Closer to the Moon: Film Review

Oddly lighthearted film entertains but never quite convinces.

Vera Farmiga stars in a title revolving around convicted bank robbers who are forced to reenact their crimes for a propaganda film.

A quintet of Jews seeing their status drop in postwar Romania rob a bank in Nae Caranfil's Closer to the Moon, only to be caught, convicted, and forced to reenact their crime in a slyly anti-Semitic propaganda film. Though based on a true story, the film discards some of its claim to authenticity right off the bat, casting Brits and Americans in all the leads and having them speak English instead of Romanian; later, it will have trouble establishing the gang's motives for a crime they all but knew would lead to their execution. Stateside potential is modest for the semi-convincing yet enjoyable tale, relying on familiar names in a cast that acquits itself well given the demands of the unusual plot.

Led by a high-ranking police officer (Mark Strong's Max Rosenthal) and the political academic Alice (Vera Farmiga), the five friends had been wartime resistance fighters and later attained prominent positions in the Communist party. As years wore on, though, Jews and intellectuals found their influence waning. As the movie would have it, the former movers-and-shakers decided to rob the bank as a political provocation, preferring to receive death sentences if they were caught than to live lives of diminishing excitement.

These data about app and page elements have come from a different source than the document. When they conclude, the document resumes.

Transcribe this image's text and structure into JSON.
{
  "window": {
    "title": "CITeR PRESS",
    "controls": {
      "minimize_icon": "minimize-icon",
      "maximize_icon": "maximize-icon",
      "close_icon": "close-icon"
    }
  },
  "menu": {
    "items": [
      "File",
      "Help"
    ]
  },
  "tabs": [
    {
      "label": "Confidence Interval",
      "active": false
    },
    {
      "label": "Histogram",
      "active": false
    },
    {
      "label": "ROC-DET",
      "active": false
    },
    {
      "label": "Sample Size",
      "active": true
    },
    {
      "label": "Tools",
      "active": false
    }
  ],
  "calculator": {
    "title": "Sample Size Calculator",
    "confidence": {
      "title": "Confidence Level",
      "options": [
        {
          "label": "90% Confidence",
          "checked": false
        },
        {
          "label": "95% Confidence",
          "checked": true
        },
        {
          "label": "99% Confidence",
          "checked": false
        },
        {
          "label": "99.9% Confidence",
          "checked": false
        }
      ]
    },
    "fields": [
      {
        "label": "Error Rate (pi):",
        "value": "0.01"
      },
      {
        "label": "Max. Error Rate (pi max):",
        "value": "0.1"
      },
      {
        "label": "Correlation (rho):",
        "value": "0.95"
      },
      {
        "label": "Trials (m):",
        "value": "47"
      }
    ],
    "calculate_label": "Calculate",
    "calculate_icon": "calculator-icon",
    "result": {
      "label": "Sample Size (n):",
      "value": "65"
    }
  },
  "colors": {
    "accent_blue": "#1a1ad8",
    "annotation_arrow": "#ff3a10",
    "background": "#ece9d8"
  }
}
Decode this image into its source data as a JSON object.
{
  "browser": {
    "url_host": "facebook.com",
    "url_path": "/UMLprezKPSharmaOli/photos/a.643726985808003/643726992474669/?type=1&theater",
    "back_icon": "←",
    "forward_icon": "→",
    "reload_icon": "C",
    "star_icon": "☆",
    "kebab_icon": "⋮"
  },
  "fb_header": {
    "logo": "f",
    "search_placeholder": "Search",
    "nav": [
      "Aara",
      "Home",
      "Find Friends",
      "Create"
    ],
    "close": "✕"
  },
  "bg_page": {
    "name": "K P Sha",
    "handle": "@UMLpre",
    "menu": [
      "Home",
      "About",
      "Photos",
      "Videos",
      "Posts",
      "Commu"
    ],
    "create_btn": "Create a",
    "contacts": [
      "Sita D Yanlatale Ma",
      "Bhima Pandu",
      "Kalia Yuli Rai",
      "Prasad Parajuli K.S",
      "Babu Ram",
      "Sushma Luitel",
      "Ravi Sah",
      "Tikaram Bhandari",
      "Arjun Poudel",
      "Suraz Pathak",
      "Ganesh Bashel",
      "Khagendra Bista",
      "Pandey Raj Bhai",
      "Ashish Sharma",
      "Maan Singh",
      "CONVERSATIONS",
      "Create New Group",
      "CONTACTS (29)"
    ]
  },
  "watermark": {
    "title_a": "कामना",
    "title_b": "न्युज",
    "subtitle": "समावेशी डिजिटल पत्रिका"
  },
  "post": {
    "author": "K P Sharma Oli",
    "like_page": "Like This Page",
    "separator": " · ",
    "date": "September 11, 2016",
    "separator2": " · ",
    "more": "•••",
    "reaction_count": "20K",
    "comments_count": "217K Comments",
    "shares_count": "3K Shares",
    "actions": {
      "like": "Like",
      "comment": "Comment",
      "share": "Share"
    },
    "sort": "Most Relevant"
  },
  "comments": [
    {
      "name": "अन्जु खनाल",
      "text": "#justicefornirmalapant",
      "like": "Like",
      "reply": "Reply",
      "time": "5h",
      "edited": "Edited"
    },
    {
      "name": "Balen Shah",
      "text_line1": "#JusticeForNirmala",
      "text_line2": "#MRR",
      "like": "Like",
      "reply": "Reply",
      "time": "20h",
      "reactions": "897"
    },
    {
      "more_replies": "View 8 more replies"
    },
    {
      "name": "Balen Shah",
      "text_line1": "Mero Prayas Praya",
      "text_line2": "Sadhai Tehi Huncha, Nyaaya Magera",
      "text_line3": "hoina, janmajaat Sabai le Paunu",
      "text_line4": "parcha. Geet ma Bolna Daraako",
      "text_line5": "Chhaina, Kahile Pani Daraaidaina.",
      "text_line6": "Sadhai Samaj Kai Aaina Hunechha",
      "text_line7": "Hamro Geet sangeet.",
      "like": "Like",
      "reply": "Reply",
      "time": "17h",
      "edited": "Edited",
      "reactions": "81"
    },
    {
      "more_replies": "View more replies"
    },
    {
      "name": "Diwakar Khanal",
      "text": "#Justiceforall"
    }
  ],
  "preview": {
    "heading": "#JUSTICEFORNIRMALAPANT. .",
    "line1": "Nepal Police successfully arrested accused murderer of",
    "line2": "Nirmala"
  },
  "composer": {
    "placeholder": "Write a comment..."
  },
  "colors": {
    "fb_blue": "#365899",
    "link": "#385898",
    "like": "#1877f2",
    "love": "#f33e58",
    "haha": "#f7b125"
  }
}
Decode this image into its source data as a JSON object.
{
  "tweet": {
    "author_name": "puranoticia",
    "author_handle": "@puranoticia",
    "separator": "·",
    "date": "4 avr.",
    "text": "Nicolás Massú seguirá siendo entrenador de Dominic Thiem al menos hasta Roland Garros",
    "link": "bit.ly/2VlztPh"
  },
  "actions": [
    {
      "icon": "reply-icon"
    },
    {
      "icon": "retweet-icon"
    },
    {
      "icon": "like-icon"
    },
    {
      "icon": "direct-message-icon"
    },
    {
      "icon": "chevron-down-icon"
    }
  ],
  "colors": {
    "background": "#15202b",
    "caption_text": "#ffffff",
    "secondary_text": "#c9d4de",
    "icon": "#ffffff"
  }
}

The film opens with their flamboyant crime, a quick caper in which they pulled up to a national bank in trucks, announced to bystanders that they were shooting a movie, and hijacked a poorly guarded van delivering cash. One witness is Virgil (Harry Lloyd), a fresh-faced waiter who, believing he has seen a real film shoot, immediately decides to pursue filmmaking.

Cut to some time later, when Virgil is apprentice to an alcoholic director and often gets to do his boss's job. Assigned to film the kangaroo-court trial of some accused thieves, he's shocked to see the faux-moviemakers. After they're convicted, and Party officials decide to praise the State's efficiency in a film dramatizing their scheme and capture, he's part of the beleaguered crew.

This hokey documentary actually was made (we see scenes in the end credits), and Caranfil imagines its production as a bureaucrat-monitored affair in which the convicts practically ran the show, cavorting and playing dress-up for the cameras while Virgil looks on admiringly. Their mirth during all this (even at their sentencing, they can barely suppress giggles) is difficult to digest, too close to actual merriment to be considered absurdist gallows humor. But their camaraderie sustains things while the script teases with near-happy endings and flashbacks to the plotting of the heist. Late in the film Caranfil returns to a rooftop birthday dinner where Max has the idea for the crime and sells his pals on it, with a big moon in the sky and talk of the Space Race illustrating his longing for greatness. The dialogue may not sell viewers on the motivations for a robbery where the loot was a nearly worthless currency, but the setting offers a melancholy that would be welcome elsewhere in the film.

Production Company: Mandragora Movies, Agresywna Banda

Cast: Vera Farmiga, Mark Strong, Harry Lloyd, Anton Lesser, Joe Armstrong, Christian McKay

Director-Screenwriter: Nae Caranfil

Producers: Michael Fitzgerald, Denis Friedman, Alessandro Leone, Bobby Paunescu, Renata Ranieri

Executive producers: Penelope Glass, Ugo Tucci

Director of photography: Marius Panduru

Production designer: Christian Niculescu

Music: Laurent Couson

Costume designer: Doina Levinta

Editors: Larry Madaras, Roberto Silvi

No rating, 112 minutes